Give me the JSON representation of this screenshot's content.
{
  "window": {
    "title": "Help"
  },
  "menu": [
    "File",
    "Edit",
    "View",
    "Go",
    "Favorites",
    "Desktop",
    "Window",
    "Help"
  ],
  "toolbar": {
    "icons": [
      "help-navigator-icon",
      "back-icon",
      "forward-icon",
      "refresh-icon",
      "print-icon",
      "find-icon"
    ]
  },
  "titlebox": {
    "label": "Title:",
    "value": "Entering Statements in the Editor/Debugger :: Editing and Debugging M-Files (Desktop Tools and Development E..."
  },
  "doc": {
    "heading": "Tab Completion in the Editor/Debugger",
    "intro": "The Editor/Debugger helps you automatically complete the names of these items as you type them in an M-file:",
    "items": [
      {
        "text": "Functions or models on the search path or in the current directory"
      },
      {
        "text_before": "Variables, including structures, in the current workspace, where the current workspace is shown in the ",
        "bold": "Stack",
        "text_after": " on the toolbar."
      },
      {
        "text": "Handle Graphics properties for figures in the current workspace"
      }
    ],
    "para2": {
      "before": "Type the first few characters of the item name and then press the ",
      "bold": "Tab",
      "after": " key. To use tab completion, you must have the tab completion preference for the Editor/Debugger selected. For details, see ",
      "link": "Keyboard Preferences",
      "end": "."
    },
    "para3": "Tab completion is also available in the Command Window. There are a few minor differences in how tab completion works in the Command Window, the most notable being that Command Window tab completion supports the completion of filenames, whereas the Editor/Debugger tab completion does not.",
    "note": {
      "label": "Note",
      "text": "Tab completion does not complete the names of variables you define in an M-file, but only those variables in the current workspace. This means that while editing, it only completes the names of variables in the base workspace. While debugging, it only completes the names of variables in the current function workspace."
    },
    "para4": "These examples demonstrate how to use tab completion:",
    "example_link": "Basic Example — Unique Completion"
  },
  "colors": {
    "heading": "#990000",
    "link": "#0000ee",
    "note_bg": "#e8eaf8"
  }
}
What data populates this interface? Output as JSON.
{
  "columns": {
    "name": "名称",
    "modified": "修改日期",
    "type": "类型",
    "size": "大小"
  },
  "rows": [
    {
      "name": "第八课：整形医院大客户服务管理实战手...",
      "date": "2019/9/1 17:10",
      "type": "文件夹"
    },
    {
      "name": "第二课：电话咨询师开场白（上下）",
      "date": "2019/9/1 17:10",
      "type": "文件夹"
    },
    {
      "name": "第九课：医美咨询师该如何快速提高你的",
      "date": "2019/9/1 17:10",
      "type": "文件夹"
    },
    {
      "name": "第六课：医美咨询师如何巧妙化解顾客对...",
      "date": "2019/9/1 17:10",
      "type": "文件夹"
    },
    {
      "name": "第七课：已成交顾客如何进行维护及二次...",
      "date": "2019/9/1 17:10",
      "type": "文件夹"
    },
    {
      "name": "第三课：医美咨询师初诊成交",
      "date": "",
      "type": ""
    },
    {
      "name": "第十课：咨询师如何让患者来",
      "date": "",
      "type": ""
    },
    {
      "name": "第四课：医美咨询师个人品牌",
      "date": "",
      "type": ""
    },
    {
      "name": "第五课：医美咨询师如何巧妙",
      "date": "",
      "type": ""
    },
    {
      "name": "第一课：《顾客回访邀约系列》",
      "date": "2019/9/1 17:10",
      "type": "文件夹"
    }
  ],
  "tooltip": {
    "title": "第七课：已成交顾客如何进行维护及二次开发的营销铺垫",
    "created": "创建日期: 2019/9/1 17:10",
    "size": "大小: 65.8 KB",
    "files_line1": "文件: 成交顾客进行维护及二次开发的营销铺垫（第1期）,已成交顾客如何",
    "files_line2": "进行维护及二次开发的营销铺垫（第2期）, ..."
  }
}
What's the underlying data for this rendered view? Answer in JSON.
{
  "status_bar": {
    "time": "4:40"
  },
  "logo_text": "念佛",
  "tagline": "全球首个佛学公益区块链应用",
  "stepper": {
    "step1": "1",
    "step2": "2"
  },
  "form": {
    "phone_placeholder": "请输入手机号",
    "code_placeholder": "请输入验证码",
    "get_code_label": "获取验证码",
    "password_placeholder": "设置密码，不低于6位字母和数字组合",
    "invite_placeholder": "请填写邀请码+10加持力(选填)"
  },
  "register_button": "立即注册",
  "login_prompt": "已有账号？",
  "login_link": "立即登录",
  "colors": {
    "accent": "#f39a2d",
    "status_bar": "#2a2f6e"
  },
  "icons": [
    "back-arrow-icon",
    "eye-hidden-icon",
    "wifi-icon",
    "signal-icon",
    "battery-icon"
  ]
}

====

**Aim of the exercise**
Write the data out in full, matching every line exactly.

**Solution for this exercise**
Give me the JSON representation of this screenshot's content.
{
  "window": {
    "title": "Help"
  },
  "menu": [
    "File",
    "Edit",
    "View",
    "Go",
    "Favorites",
    "Desktop",
    "Window",
    "Help"
  ],
  "toolbar": {
    "icons": [
      "help-navigator-icon",
      "back-icon",
      "forward-icon",
      "refresh-icon",
      "print-icon",
      "find-icon"
    ]
  },
  "titlebox": {
    "label": "Title:",
    "value": "Entering Statements in the Editor/Debugger :: Editing and Debugging M-Files (Desktop Tools and Development E..."
  },
  "doc": {
    "heading": "Tab Completion in the Editor/Debugger",
    "intro": "The Editor/Debugger helps you automatically complete the names of these items as you type them in an M-file:",
    "items": [
      {
        "text": "Functions or models on the search path or in the current directory"
      },
      {
        "text_before": "Variables, including structures, in the current workspace, where the current workspace is shown in the ",
        "bold": "Stack",
        "text_after": " on the toolbar."
      },
      {
        "text": "Handle Graphics properties for figures in the current workspace"
      }
    ],
    "para2": {
      "before": "Type the first few characters of the item name and then press the ",
      "bold": "Tab",
      "after": " key. To use tab completion, you must have the tab completion preference for the Editor/Debugger selected. For details, see ",
      "link": "Keyboard Preferences",
      "end": "."
    },
    "para3": "Tab completion is also available in the Command Window. There are a few minor differences in how tab completion works in the Command Window, the most notable being that Command Window tab completion supports the completion of filenames, whereas the Editor/Debugger tab completion does not.",
    "note": {
      "label": "Note",
      "text": "Tab completion does not complete the names of variables you define in an M-file, but only those variables in the current workspace. This means that while editing, it only completes the names of variables in the base workspace. While debugging, it only completes the names of variables in the current function workspace."
    },
    "para4": "These examples demonstrate how to use tab completion:",
    "example_link": "Basic Example — Unique Completion"
  },
  "colors": {
    "heading": "#990000",
    "link": "#0000ee",
    "note_bg": "#e8eaf8"
  }
}
What data populates this interface? Output as JSON.
{
  "columns": {
    "name": "名称",
    "modified": "修改日期",
    "type": "类型",
    "size": "大小"
  },
  "rows": [
    {
      "name": "第八课：整形医院大客户服务管理实战手...",
      "date": "2019/9/1 17:10",
      "type": "文件夹"
    },
    {
      "name": "第二课：电话咨询师开场白（上下）",
      "date": "2019/9/1 17:10",
      "type": "文件夹"
    },
    {
      "name": "第九课：医美咨询师该如何快速提高你的",
      "date": "2019/9/1 17:10",
      "type": "文件夹"
    },
    {
      "name": "第六课：医美咨询师如何巧妙化解顾客对...",
      "date": "2019/9/1 17:10",
      "type": "文件夹"
    },
    {
      "name": "第七课：已成交顾客如何进行维护及二次...",
      "date": "2019/9/1 17:10",
      "type": "文件夹"
    },
    {
      "name": "第三课：医美咨询师初诊成交",
      "date": "",
      "type": ""
    },
    {
      "name": "第十课：咨询师如何让患者来",
      "date": "",
      "type": ""
    },
    {
      "name": "第四课：医美咨询师个人品牌",
      "date": "",
      "type": ""
    },
    {
      "name": "第五课：医美咨询师如何巧妙",
      "date": "",
      "type": ""
    },
    {
      "name": "第一课：《顾客回访邀约系列》",
      "date": "2019/9/1 17:10",
      "type": "文件夹"
    }
  ],
  "tooltip": {
    "title": "第七课：已成交顾客如何进行维护及二次开发的营销铺垫",
    "created": "创建日期: 2019/9/1 17:10",
    "size": "大小: 65.8 KB",
    "files_line1": "文件: 成交顾客进行维护及二次开发的营销铺垫（第1期）,已成交顾客如何",
    "files_line2": "进行维护及二次开发的营销铺垫（第2期）, ..."
  }
}
What's the underlying data for this rendered view? Answer in JSON.
{
  "status_bar": {
    "time": "4:40"
  },
  "logo_text": "念佛",
  "tagline": "全球首个佛学公益区块链应用",
  "stepper": {
    "step1": "1",
    "step2": "2"
  },
  "form": {
    "phone_placeholder": "请输入手机号",
    "code_placeholder": "请输入验证码",
    "get_code_label": "获取验证码",
    "password_placeholder": "设置密码，不低于6位字母和数字组合",
    "invite_placeholder": "请填写邀请码+10加持力(选填)"
  },
  "register_button": "立即注册",
  "login_prompt": "已有账号？",
  "login_link": "立即登录",
  "colors": {
    "accent": "#f39a2d",
    "status_bar": "#2a2f6e"
  },
  "icons": [
    "back-arrow-icon",
    "eye-hidden-icon",
    "wifi-icon",
    "signal-icon",
    "battery-icon"
  ]
}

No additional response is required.